[REQUIRED ACTION] Read the records below. Copy each line where the string "SERVICES" occurs.

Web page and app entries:
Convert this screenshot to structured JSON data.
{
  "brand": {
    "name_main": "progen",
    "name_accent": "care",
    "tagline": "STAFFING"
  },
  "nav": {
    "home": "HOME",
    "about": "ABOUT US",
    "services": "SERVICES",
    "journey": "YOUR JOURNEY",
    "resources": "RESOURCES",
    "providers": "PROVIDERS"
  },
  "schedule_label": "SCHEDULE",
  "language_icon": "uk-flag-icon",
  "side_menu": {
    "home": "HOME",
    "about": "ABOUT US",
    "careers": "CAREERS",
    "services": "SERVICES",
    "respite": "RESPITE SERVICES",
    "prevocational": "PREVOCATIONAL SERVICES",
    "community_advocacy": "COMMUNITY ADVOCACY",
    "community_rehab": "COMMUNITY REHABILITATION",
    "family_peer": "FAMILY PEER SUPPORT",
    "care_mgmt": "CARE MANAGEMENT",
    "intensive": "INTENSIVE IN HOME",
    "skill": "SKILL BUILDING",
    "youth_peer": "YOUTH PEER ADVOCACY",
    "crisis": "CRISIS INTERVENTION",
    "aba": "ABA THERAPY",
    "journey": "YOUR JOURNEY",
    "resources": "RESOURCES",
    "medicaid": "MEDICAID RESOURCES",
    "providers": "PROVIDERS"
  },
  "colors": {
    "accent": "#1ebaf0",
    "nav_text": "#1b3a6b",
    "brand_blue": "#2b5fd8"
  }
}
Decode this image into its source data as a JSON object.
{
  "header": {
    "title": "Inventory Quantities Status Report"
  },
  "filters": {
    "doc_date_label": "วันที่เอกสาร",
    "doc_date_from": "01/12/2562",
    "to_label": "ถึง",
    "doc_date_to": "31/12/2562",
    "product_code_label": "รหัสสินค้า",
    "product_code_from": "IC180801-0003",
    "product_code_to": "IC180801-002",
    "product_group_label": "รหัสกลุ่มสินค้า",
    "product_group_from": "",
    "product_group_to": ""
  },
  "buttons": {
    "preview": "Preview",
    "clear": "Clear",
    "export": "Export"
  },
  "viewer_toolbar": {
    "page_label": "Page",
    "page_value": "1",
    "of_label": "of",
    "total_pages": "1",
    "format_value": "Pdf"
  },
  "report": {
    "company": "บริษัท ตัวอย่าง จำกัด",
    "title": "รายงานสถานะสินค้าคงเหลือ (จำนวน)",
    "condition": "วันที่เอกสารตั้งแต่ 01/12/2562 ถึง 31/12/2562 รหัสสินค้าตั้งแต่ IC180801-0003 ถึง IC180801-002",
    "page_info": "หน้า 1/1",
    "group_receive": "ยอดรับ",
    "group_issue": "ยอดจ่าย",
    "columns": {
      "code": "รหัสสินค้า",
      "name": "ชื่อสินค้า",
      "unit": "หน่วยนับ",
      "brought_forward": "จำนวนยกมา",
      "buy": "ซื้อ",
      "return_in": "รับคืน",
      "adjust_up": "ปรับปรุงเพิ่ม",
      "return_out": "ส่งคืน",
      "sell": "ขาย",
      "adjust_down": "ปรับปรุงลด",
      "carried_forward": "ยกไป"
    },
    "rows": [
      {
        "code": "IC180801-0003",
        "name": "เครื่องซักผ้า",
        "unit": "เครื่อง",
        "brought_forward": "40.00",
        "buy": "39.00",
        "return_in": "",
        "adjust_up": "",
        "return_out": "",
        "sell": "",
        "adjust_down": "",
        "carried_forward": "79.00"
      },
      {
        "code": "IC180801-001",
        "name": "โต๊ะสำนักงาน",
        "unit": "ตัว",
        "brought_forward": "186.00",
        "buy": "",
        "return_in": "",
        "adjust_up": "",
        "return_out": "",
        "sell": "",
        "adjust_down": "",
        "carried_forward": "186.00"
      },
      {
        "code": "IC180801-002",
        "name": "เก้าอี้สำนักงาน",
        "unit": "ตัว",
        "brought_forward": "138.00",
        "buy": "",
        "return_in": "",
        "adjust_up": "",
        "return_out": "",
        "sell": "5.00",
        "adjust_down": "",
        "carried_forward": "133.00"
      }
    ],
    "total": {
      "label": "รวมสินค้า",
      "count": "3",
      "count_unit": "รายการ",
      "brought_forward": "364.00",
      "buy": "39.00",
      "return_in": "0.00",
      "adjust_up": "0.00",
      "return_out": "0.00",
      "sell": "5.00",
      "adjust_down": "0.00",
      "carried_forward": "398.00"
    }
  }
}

[RESULT]
    "services": "SERVICES",
    "services": "SERVICES",
    "respite": "RESPITE SERVICES",
    "prevocational": "PREVOCATIONAL SERVICES",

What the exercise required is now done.